▸ **Stored data**
▼

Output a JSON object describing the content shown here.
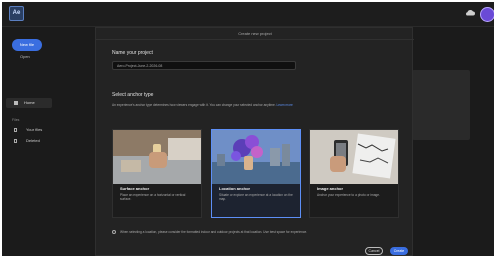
{
  "app": {
    "logo_text": "Ae"
  },
  "sidebar": {
    "new_file": "New file",
    "open": "Open",
    "home": "Home",
    "section": "Files",
    "items": [
      {
        "label": "Your files"
      },
      {
        "label": "Deleted"
      }
    ]
  },
  "modal": {
    "title": "Create new project",
    "name_label": "Name your project",
    "name_value": "Aero-Project-June-2-2026-08",
    "anchor_label": "Select anchor type",
    "anchor_desc": "An experience's anchor type determines how viewers engage with it. You can change your selected anchor anytime.",
    "learn_more": "Learn more",
    "cards": [
      {
        "title": "Surface anchor",
        "desc": "Place an experience on a horizontal or vertical surface."
      },
      {
        "title": "Location anchor",
        "desc": "Situate or explore an experience at a location on the map."
      },
      {
        "title": "Image anchor",
        "desc": "Anchor your experience to a photo or image."
      }
    ],
    "note": "When selecting a location, please consider the formatted indoor and outdoor projects at that location. Use best space for experience.",
    "cancel": "Cancel",
    "create": "Create"
  },
  "colors": {
    "accent": "#3a6ee0",
    "selected_border": "#5d8ff7"
  }
}
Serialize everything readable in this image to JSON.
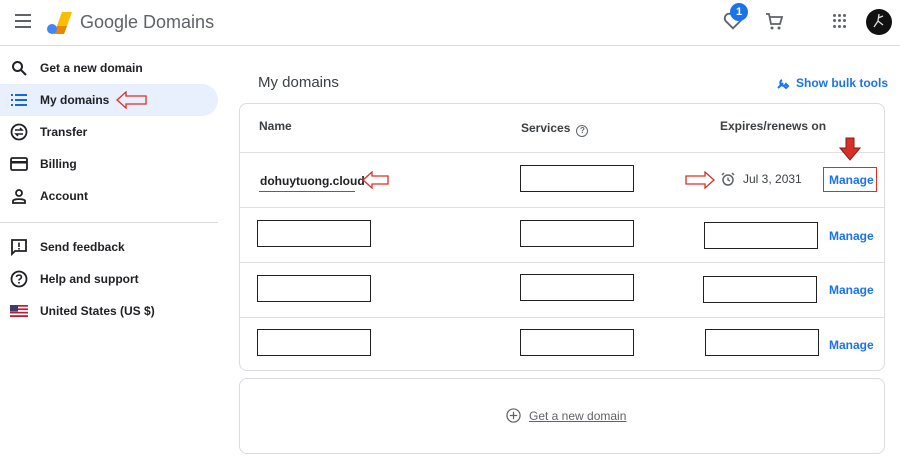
{
  "header": {
    "brand": "Google Domains",
    "favorites_badge": "1",
    "icons": [
      "menu-icon",
      "google-domains-logo",
      "favorites-heart-icon",
      "cart-icon",
      "apps-grid-icon",
      "avatar"
    ]
  },
  "sidebar": {
    "items": [
      {
        "label": "Get a new domain",
        "icon": "search-icon"
      },
      {
        "label": "My domains",
        "icon": "list-icon",
        "active": true
      },
      {
        "label": "Transfer",
        "icon": "transfer-icon"
      },
      {
        "label": "Billing",
        "icon": "billing-card-icon"
      },
      {
        "label": "Account",
        "icon": "account-icon"
      }
    ],
    "secondary": [
      {
        "label": "Send feedback",
        "icon": "feedback-icon"
      },
      {
        "label": "Help and support",
        "icon": "help-icon"
      },
      {
        "label": "United States (US $)",
        "icon": "us-flag-icon"
      }
    ]
  },
  "main": {
    "title": "My domains",
    "bulk_tools_label": "Show bulk tools",
    "table": {
      "columns": {
        "name": "Name",
        "services": "Services",
        "expires": "Expires/renews on"
      },
      "rows": [
        {
          "domain": "dohuytuong.cloud",
          "expires": "Jul 3, 2031",
          "action": "Manage"
        },
        {
          "domain": "",
          "expires": "",
          "action": "Manage"
        },
        {
          "domain": "",
          "expires": "",
          "action": "Manage"
        },
        {
          "domain": "",
          "expires": "",
          "action": "Manage"
        }
      ]
    },
    "add_domain_label": "Get a new domain"
  },
  "colors": {
    "accent": "#1a73e8",
    "active_bg": "#e8f0fe",
    "annotation_red": "#d93025"
  }
}
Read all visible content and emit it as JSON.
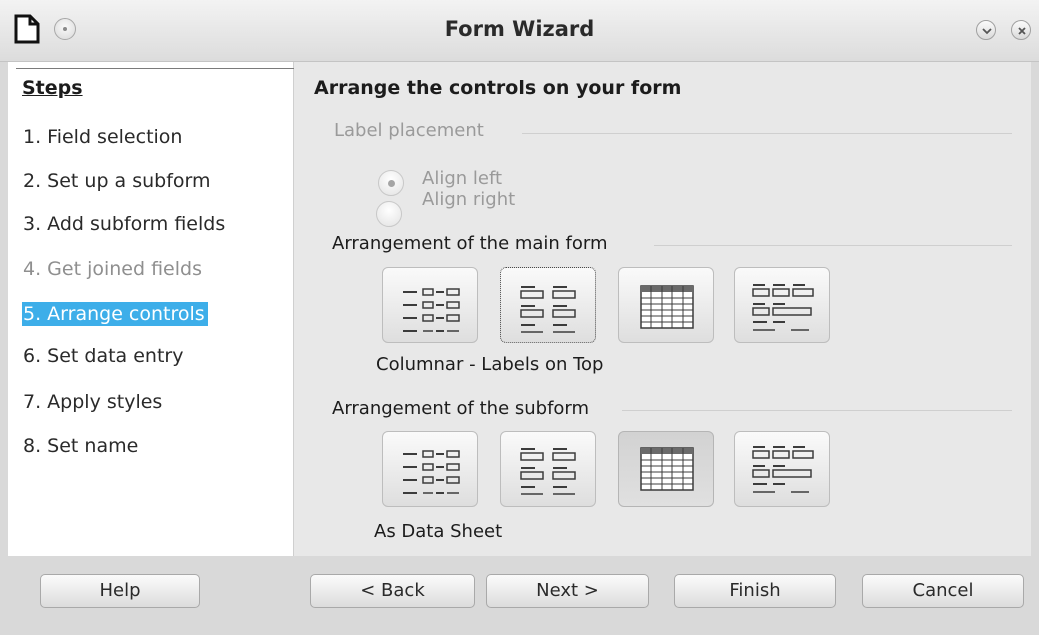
{
  "window": {
    "title": "Form Wizard"
  },
  "steps": {
    "heading": "Steps",
    "items": [
      {
        "label": "1. Field selection",
        "state": "normal"
      },
      {
        "label": "2. Set up a subform",
        "state": "normal"
      },
      {
        "label": "3. Add subform fields",
        "state": "normal"
      },
      {
        "label": "4. Get joined fields",
        "state": "disabled"
      },
      {
        "label": "5. Arrange controls",
        "state": "active"
      },
      {
        "label": "6. Set data entry",
        "state": "normal"
      },
      {
        "label": "7. Apply styles",
        "state": "normal"
      },
      {
        "label": "8. Set name",
        "state": "normal"
      }
    ]
  },
  "page": {
    "heading": "Arrange the controls on your form",
    "label_placement": {
      "title": "Label placement",
      "options": [
        "Align left",
        "Align right"
      ],
      "selected": "Align left"
    },
    "main_form": {
      "title": "Arrangement of the main form",
      "selected_caption": "Columnar - Labels on Top",
      "buttons": [
        "columnar-labels-left",
        "columnar-labels-on-top",
        "as-data-sheet",
        "in-blocks-labels-above"
      ]
    },
    "subform": {
      "title": "Arrangement of the subform",
      "selected_caption": "As Data Sheet",
      "buttons": [
        "columnar-labels-left",
        "columnar-labels-on-top",
        "as-data-sheet",
        "in-blocks-labels-above"
      ]
    }
  },
  "footer": {
    "help": "Help",
    "back": "< Back",
    "next": "Next >",
    "finish": "Finish",
    "cancel": "Cancel"
  },
  "colors": {
    "accent": "#3daee9"
  }
}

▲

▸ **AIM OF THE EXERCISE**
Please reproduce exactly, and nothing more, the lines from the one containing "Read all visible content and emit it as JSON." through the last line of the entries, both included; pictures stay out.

▸ **WRITTEN REPLY**
Read all visible content and emit it as JSON.
{
  "window": {
    "title": "Form Wizard"
  },
  "steps": {
    "heading": "Steps",
    "items": [
      {
        "label": "1. Field selection",
        "state": "normal"
      },
      {
        "label": "2. Set up a subform",
        "state": "normal"
      },
      {
        "label": "3. Add subform fields",
        "state": "normal"
      },
      {
        "label": "4. Get joined fields",
        "state": "disabled"
      },
      {
        "label": "5. Arrange controls",
        "state": "active"
      },
      {
        "label": "6. Set data entry",
        "state": "normal"
      },
      {
        "label": "7. Apply styles",
        "state": "normal"
      },
      {
        "label": "8. Set name",
        "state": "normal"
      }
    ]
  },
  "page": {
    "heading": "Arrange the controls on your form",
    "label_placement": {
      "title": "Label placement",
      "options": [
        "Align left",
        "Align right"
      ],
      "selected": "Align left"
    },
    "main_form": {
      "title": "Arrangement of the main form",
      "selected_caption": "Columnar - Labels on Top",
      "buttons": [
        "columnar-labels-left",
        "columnar-labels-on-top",
        "as-data-sheet",
        "in-blocks-labels-above"
      ]
    },
    "subform": {
      "title": "Arrangement of the subform",
      "selected_caption": "As Data Sheet",
      "buttons": [
        "columnar-labels-left",
        "columnar-labels-on-top",
        "as-data-sheet",
        "in-blocks-labels-above"
      ]
    }
  },
  "footer": {
    "help": "Help",
    "back": "< Back",
    "next": "Next >",
    "finish": "Finish",
    "cancel": "Cancel"
  },
  "colors": {
    "accent": "#3daee9"
  }
}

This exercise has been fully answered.